Importance of estate planning highlighted in veteran’s dilemma
Some people are questioning what happened after a distinguished World War II veteran was removed from his home and placed in a nursing home by a court-appointed conservator. According to reports, the 96-year-old man was unnecessarily forced to move out of his home which has since drained his life-savings in nursing home expenses.
Friends and supporters are hoping to have the man, who has always lived by himself, back at home soon. In the meantime, though, many are questioning the legal process that resulted in his unwilling removal from his home. Through the use of conservatorships or guardianships, courts can and do appoint individuals to care for a person or his or her assets while they are still alive. Unless addressed during one’s estate planning, these issues could be left up to a judge who does not have an intimate understanding of the individual.
When individuals lose the mental or physical ability to properly care for themselves, courts may appoint someone to handle their affairs. Ideally, this would be a loved one who understands the wishes of the individual. If loved ones are too far away or otherwise unable to care for that person, however, the court may appoint someone not familiar with the individual or the individual’s needs.
In this case, the court-appointed conservator apparently did not understand the man’s wishes, allegedly spent his life savings on a nursing home when a veterans’ home was available and rented out the man’s home without his consent. All of these things could theoretically happen, though, when decision making is taken from an individual.
To prevent this scenario, local Fort Myers residents are urged to do an audit of their estate plans.

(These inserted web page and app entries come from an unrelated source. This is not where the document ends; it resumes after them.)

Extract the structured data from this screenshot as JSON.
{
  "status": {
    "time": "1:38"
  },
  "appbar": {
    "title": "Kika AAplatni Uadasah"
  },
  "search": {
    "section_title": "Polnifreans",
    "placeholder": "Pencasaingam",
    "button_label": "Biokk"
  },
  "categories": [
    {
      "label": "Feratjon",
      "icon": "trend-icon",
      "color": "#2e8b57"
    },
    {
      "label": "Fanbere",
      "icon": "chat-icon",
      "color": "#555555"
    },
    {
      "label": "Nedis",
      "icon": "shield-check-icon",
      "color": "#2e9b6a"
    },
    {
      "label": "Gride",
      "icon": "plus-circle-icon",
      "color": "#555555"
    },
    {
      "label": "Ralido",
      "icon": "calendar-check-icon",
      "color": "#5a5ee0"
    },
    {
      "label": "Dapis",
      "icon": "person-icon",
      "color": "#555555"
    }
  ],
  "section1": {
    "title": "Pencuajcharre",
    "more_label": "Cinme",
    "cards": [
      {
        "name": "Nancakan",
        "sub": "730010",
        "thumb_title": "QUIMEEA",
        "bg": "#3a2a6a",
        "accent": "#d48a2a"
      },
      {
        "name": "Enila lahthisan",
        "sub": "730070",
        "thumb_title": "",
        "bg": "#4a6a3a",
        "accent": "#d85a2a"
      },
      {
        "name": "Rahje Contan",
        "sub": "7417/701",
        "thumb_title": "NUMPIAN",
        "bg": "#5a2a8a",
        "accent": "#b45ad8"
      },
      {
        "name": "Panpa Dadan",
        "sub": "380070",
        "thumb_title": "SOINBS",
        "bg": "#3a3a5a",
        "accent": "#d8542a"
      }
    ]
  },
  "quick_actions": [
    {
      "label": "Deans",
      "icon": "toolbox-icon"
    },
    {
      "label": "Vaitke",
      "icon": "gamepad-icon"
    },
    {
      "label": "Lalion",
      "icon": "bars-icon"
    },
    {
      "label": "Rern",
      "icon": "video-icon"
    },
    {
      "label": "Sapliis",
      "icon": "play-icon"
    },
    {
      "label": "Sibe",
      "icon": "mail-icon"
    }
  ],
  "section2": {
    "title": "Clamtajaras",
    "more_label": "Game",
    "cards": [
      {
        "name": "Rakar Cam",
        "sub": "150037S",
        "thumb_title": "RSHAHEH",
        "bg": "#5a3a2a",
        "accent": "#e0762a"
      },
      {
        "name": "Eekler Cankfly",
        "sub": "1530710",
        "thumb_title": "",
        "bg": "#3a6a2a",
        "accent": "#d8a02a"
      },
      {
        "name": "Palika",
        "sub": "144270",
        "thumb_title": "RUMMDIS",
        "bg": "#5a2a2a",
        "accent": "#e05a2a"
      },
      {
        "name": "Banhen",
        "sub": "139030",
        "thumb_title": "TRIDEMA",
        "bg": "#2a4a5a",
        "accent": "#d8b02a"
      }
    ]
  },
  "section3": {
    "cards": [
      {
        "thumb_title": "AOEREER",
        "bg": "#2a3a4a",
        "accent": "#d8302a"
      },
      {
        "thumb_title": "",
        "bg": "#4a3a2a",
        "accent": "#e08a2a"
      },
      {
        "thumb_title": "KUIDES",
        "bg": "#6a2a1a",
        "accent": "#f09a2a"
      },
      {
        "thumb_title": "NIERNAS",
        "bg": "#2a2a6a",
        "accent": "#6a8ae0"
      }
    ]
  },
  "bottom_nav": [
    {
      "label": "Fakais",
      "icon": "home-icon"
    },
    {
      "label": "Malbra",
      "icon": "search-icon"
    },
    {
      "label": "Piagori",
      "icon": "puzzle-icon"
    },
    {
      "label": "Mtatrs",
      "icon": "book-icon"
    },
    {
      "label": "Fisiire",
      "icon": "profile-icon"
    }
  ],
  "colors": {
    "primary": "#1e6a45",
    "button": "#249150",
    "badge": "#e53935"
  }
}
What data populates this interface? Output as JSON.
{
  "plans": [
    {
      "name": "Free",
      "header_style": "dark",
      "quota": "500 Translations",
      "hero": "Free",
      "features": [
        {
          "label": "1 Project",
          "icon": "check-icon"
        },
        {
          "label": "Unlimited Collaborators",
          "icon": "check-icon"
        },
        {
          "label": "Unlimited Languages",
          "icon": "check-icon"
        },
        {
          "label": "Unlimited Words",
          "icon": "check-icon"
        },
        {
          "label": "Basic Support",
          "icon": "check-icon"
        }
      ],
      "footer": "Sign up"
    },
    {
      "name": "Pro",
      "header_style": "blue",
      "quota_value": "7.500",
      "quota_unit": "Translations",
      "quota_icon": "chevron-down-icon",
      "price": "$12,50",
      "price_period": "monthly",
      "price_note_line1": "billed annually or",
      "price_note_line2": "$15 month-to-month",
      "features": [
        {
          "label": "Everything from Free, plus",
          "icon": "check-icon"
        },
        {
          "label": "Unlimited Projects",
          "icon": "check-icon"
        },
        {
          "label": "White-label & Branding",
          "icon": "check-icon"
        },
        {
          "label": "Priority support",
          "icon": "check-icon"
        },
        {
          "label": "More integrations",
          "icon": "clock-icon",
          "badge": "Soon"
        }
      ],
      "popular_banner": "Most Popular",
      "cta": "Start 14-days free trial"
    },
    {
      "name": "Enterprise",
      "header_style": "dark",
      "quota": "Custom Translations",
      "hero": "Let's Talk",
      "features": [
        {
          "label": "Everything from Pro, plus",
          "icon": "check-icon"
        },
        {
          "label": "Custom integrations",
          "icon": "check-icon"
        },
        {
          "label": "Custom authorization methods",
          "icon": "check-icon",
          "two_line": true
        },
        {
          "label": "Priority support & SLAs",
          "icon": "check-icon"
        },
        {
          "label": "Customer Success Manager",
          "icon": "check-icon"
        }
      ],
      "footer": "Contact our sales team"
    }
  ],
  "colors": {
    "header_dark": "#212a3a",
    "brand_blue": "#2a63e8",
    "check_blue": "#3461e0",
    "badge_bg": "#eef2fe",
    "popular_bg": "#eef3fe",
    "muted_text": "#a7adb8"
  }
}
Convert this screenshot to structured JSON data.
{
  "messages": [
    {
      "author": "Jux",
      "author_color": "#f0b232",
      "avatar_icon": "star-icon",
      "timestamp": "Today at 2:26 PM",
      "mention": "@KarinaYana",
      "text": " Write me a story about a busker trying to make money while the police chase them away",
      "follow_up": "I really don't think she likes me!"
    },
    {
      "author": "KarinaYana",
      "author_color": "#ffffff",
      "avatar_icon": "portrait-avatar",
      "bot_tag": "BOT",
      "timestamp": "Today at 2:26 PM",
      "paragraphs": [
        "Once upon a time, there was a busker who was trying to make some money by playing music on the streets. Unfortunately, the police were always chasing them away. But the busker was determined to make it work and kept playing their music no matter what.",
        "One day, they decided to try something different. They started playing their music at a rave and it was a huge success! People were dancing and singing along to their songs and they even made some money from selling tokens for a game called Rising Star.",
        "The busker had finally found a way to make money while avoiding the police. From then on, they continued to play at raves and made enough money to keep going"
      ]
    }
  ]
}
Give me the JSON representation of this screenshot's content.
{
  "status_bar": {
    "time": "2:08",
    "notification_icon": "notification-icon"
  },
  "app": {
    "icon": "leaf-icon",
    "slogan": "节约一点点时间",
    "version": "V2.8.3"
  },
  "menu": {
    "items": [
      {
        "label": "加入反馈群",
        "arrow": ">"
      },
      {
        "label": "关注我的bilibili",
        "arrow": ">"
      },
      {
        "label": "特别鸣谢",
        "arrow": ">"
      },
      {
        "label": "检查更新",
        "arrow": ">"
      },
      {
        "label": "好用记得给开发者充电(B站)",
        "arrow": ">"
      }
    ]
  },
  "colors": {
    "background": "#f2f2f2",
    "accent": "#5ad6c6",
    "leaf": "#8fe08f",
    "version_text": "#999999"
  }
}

From a health proxy to a special needs trust, attorneys can outfit people with the proper legal protection to avoid this kind of situation unfolding.
Source: CTPost.com, “WWII veteran’s plight brings calls for probate court reform,” Rob Ryser, Oct. 25, 2014